PROBLEM
Repeat every line below exactly, word for word.

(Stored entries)

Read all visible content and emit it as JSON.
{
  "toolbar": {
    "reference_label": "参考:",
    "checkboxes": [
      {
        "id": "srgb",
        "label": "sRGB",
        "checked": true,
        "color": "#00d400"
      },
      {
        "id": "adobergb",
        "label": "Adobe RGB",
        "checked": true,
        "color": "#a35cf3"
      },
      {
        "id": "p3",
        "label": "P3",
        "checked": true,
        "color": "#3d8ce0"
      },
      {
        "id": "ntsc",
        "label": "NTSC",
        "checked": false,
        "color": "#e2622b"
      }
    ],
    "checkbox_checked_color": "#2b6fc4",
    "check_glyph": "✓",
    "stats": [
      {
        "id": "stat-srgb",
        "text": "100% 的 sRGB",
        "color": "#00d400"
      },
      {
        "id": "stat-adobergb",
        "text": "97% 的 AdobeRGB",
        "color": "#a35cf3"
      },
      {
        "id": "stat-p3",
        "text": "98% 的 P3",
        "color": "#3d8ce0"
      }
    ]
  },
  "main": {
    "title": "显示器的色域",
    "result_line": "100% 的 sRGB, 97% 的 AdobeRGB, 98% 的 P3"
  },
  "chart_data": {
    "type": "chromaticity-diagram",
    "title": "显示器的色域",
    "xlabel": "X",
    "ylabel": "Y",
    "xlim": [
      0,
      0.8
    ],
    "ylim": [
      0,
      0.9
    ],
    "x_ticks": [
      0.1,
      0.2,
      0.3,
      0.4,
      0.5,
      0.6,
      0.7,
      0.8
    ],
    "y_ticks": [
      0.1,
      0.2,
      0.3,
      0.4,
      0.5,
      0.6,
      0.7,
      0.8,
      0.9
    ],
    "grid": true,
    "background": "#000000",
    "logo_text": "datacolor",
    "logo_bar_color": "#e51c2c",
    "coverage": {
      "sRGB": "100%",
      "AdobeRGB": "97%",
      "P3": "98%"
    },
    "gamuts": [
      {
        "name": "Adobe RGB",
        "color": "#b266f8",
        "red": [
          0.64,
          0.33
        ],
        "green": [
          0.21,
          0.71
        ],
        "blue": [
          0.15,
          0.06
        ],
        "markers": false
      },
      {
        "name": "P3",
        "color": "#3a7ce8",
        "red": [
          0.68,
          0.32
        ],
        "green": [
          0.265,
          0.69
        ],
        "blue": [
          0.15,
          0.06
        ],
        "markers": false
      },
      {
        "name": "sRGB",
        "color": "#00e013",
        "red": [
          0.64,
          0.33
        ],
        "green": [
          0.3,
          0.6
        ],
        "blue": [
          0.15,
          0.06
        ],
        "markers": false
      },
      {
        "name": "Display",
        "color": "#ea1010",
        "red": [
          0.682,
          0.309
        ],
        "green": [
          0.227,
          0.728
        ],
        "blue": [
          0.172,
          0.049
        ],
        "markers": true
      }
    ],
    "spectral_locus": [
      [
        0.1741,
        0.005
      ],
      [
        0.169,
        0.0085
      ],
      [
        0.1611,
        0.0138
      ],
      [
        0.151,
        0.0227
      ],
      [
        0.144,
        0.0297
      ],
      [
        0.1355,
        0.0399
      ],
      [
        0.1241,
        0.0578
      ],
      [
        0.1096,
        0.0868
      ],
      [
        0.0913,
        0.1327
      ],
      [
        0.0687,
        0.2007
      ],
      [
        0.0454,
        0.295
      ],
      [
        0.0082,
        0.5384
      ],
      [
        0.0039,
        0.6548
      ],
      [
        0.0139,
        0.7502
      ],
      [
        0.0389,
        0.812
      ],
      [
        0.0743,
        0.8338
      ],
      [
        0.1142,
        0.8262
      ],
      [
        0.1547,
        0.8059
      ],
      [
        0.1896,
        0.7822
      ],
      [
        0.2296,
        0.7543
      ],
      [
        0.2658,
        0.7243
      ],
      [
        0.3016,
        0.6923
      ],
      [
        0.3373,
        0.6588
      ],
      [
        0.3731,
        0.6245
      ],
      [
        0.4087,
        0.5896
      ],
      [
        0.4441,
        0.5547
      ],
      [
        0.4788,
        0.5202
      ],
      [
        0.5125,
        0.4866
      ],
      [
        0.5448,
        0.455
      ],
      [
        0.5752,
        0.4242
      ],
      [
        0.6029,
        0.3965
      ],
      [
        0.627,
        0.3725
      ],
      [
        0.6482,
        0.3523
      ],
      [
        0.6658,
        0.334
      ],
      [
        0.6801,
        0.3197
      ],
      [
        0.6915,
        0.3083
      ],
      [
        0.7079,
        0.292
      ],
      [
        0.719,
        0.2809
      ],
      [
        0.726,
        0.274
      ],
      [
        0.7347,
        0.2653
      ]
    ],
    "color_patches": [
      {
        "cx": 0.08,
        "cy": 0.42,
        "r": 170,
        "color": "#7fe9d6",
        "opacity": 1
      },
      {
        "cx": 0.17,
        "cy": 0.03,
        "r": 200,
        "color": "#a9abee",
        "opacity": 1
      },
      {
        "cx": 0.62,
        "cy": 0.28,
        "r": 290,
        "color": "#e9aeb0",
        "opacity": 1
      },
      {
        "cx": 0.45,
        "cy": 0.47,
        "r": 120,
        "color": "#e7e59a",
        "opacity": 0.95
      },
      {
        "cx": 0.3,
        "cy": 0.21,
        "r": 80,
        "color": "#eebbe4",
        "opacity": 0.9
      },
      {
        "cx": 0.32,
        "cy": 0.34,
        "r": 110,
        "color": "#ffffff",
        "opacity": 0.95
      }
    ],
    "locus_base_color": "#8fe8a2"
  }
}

ANSWER SECTION
Read all visible content and emit it as JSON.
{
  "toolbar": {
    "reference_label": "参考:",
    "checkboxes": [
      {
        "id": "srgb",
        "label": "sRGB",
        "checked": true,
        "color": "#00d400"
      },
      {
        "id": "adobergb",
        "label": "Adobe RGB",
        "checked": true,
        "color": "#a35cf3"
      },
      {
        "id": "p3",
        "label": "P3",
        "checked": true,
        "color": "#3d8ce0"
      },
      {
        "id": "ntsc",
        "label": "NTSC",
        "checked": false,
        "color": "#e2622b"
      }
    ],
    "checkbox_checked_color": "#2b6fc4",
    "check_glyph": "✓",
    "stats": [
      {
        "id": "stat-srgb",
        "text": "100% 的 sRGB",
        "color": "#00d400"
      },
      {
        "id": "stat-adobergb",
        "text": "97% 的 AdobeRGB",
        "color": "#a35cf3"
      },
      {
        "id": "stat-p3",
        "text": "98% 的 P3",
        "color": "#3d8ce0"
      }
    ]
  },
  "main": {
    "title": "显示器的色域",
    "result_line": "100% 的 sRGB, 97% 的 AdobeRGB, 98% 的 P3"
  },
  "chart_data": {
    "type": "chromaticity-diagram",
    "title": "显示器的色域",
    "xlabel": "X",
    "ylabel": "Y",
    "xlim": [
      0,
      0.8
    ],
    "ylim": [
      0,
      0.9
    ],
    "x_ticks": [
      0.1,
      0.2,
      0.3,
      0.4,
      0.5,
      0.6,
      0.7,
      0.8
    ],
    "y_ticks": [
      0.1,
      0.2,
      0.3,
      0.4,
      0.5,
      0.6,
      0.7,
      0.8,
      0.9
    ],
    "grid": true,
    "background": "#000000",
    "logo_text": "datacolor",
    "logo_bar_color": "#e51c2c",
    "coverage": {
      "sRGB": "100%",
      "AdobeRGB": "97%",
      "P3": "98%"
    },
    "gamuts": [
      {
        "name": "Adobe RGB",
        "color": "#b266f8",
        "red": [
          0.64,
          0.33
        ],
        "green": [
          0.21,
          0.71
        ],
        "blue": [
          0.15,
          0.06
        ],
        "markers": false
      },
      {
        "name": "P3",
        "color": "#3a7ce8",
        "red": [
          0.68,
          0.32
        ],
        "green": [
          0.265,
          0.69
        ],
        "blue": [
          0.15,
          0.06
        ],
        "markers": false
      },
      {
        "name": "sRGB",
        "color": "#00e013",
        "red": [
          0.64,
          0.33
        ],
        "green": [
          0.3,
          0.6
        ],
        "blue": [
          0.15,
          0.06
        ],
        "markers": false
      },
      {
        "name": "Display",
        "color": "#ea1010",
        "red": [
          0.682,
          0.309
        ],
        "green": [
          0.227,
          0.728
        ],
        "blue": [
          0.172,
          0.049
        ],
        "markers": true
      }
    ],
    "spectral_locus": [
      [
        0.1741,
        0.005
      ],
      [
        0.169,
        0.0085
      ],
      [
        0.1611,
        0.0138
      ],
      [
        0.151,
        0.0227
      ],
      [
        0.144,
        0.0297
      ],
      [
        0.1355,
        0.0399
      ],
      [
        0.1241,
        0.0578
      ],
      [
        0.1096,
        0.0868
      ],
      [
        0.0913,
        0.1327
      ],
      [
        0.0687,
        0.2007
      ],
      [
        0.0454,
        0.295
      ],
      [
        0.0082,
        0.5384
      ],
      [
        0.0039,
        0.6548
      ],
      [
        0.0139,
        0.7502
      ],
      [
        0.0389,
        0.812
      ],
      [
        0.0743,
        0.8338
      ],
      [
        0.1142,
        0.8262
      ],
      [
        0.1547,
        0.8059
      ],
      [
        0.1896,
        0.7822
      ],
      [
        0.2296,
        0.7543
      ],
      [
        0.2658,
        0.7243
      ],
      [
        0.3016,
        0.6923
      ],
      [
        0.3373,
        0.6588
      ],
      [
        0.3731,
        0.6245
      ],
      [
        0.4087,
        0.5896
      ],
      [
        0.4441,
        0.5547
      ],
      [
        0.4788,
        0.5202
      ],
      [
        0.5125,
        0.4866
      ],
      [
        0.5448,
        0.455
      ],
      [
        0.5752,
        0.4242
      ],
      [
        0.6029,
        0.3965
      ],
      [
        0.627,
        0.3725
      ],
      [
        0.6482,
        0.3523
      ],
      [
        0.6658,
        0.334
      ],
      [
        0.6801,
        0.3197
      ],
      [
        0.6915,
        0.3083
      ],
      [
        0.7079,
        0.292
      ],
      [
        0.719,
        0.2809
      ],
      [
        0.726,
        0.274
      ],
      [
        0.7347,
        0.2653
      ]
    ],
    "color_patches": [
      {
        "cx": 0.08,
        "cy": 0.42,
        "r": 170,
        "color": "#7fe9d6",
        "opacity": 1
      },
      {
        "cx": 0.17,
        "cy": 0.03,
        "r": 200,
        "color": "#a9abee",
        "opacity": 1
      },
      {
        "cx": 0.62,
        "cy": 0.28,
        "r": 290,
        "color": "#e9aeb0",
        "opacity": 1
      },
      {
        "cx": 0.45,
        "cy": 0.47,
        "r": 120,
        "color": "#e7e59a",
        "opacity": 0.95
      },
      {
        "cx": 0.3,
        "cy": 0.21,
        "r": 80,
        "color": "#eebbe4",
        "opacity": 0.9
      },
      {
        "cx": 0.32,
        "cy": 0.34,
        "r": 110,
        "color": "#ffffff",
        "opacity": 0.95
      }
    ],
    "locus_base_color": "#8fe8a2"
  }
}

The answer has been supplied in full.